What to practice is relatively simple to answer: work on things that you've been shown by your teacher, or anything you want to improve upon. This is where being honest with yourself and knowing your weak areas is really important - you won't know what you need to practice if you don't tell yourself what you need to practice!
Knowing how to practice is slightly trickier to master as it requires you to have a fair amount of self discipline. So many times I've seen students who claim to be bored of practicing when in actuality they're not really practicing at all but sitting at the kit simply playing over and over again things that they can already play. While this, at first, can be fairly gratifying - it's always nice to sit down and play your favourite groove, pull off your favourite fill etc. - it soon gets monotonous when that's all you do. With this in mind, I always recommend to my students a four-step practice program with each step being given an equal amount of time:
1. Warm up/hand technique : this is the perfect time to work on rudiments, sticking patterns, dynamics, technical exercises and any fundamentals of your playing, and can be done either on the kit or practice pad, snare, pillow etc.
2. Foot technique: again rudiments, patterns, fundamentals etc. this time with the feet.
3. Practice time: work on new ideas, refresh old ideas, work more dynamics into your playing, work on flow around the kit, stamina...whatever you need to work on.
4. Playtime: simply enjoy playing your instrument, BUT, try working some of the ideas from steps 1-3 into your playing.
I also recommend using a practice diary or schedule - simply writing down what you've been practicing (and when), tempos, dynamics and how it actually felt (being honest with yourself) can work wonders for your practice time.
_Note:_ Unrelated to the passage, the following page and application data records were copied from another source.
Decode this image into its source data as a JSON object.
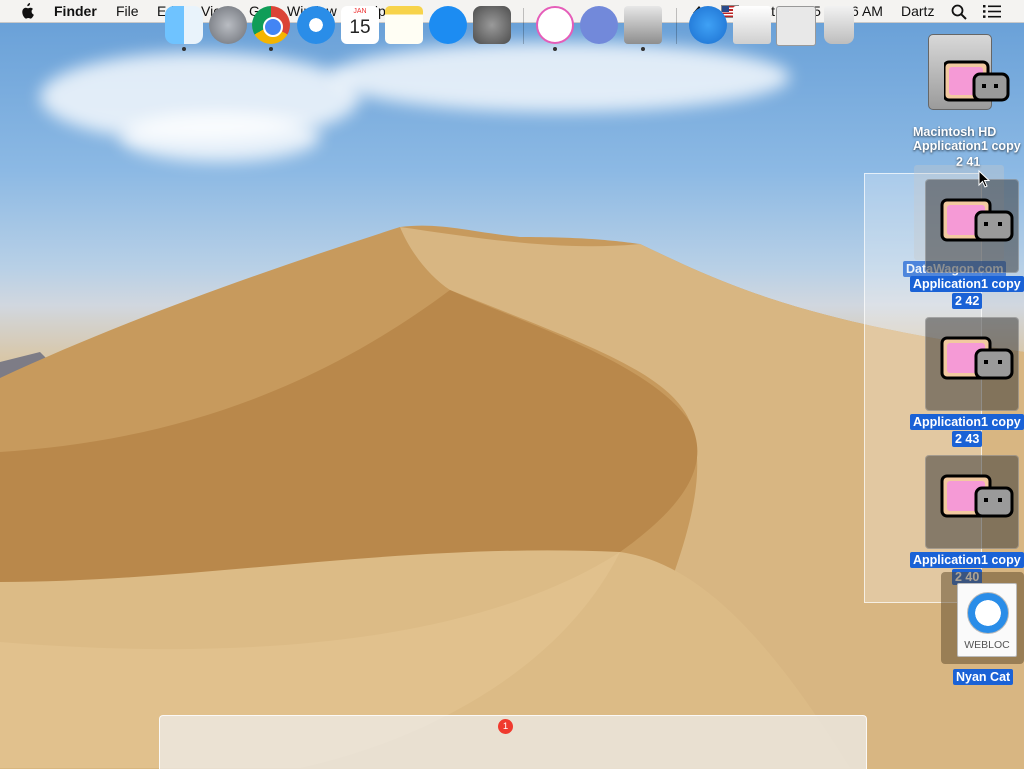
{
  "menubar": {
    "app_name": "Finder",
    "menus": [
      "File",
      "Edit",
      "View",
      "Go",
      "Window",
      "Help"
    ],
    "datetime": "Sat Jan 15  11:26 AM",
    "user": "Dartz"
  },
  "desktop": {
    "icons": [
      {
        "label": "Macintosh HD",
        "icon": "hard-drive-icon"
      },
      {
        "label": "Application1 copy",
        "sub": "2 41",
        "icon": "nyan-cat-app-icon",
        "dragging": true
      },
      {
        "label": "DataWagon.com",
        "icon": "webloc-file-icon"
      },
      {
        "label": "Application1 copy",
        "sub": "2 42",
        "icon": "nyan-cat-app-icon",
        "selected": true
      },
      {
        "label": "Application1 copy",
        "sub": "2 43",
        "icon": "nyan-cat-app-icon",
        "selected": true
      },
      {
        "label": "Application1 copy",
        "sub": "2 40",
        "icon": "nyan-cat-app-icon",
        "selected": true
      },
      {
        "label": "Nyan Cat",
        "icon": "safari-webloc-icon",
        "file_ext": "WEBLOC",
        "selected": true
      }
    ]
  },
  "dock": {
    "apps": [
      {
        "name": "Finder",
        "icon": "finder-icon",
        "running": true
      },
      {
        "name": "Launchpad",
        "icon": "launchpad-icon",
        "running": false
      },
      {
        "name": "Google Chrome",
        "icon": "chrome-icon",
        "running": true
      },
      {
        "name": "Safari",
        "icon": "safari-icon",
        "running": false
      },
      {
        "name": "Calendar",
        "icon": "calendar-icon",
        "running": false,
        "month": "JAN",
        "day": "15"
      },
      {
        "name": "Notes",
        "icon": "notes-icon",
        "running": false
      },
      {
        "name": "App Store",
        "icon": "app-store-icon",
        "running": false
      },
      {
        "name": "System Preferences",
        "icon": "system-preferences-icon",
        "running": false,
        "badge": "1"
      },
      {
        "name": "iTunes",
        "icon": "itunes-icon",
        "running": true
      },
      {
        "name": "Discord",
        "icon": "discord-icon",
        "running": false
      },
      {
        "name": "Installer",
        "icon": "installer-icon",
        "running": true
      },
      {
        "name": "Applications",
        "icon": "applications-folder-icon",
        "running": false
      },
      {
        "name": "Disk Image",
        "icon": "disk-image-icon",
        "running": false
      },
      {
        "name": "Script",
        "icon": "script-file-icon",
        "running": false
      },
      {
        "name": "Trash",
        "icon": "trash-icon",
        "running": false
      }
    ]
  },
  "colors": {
    "selection_blue": "#1a62d6",
    "badge_red": "#f03a2e"
  }
}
They say that practice makes perfect...but I prefer to say that prepared practice makes perfect, and as for the five P's? Proper Practice Prevents Poor Performance...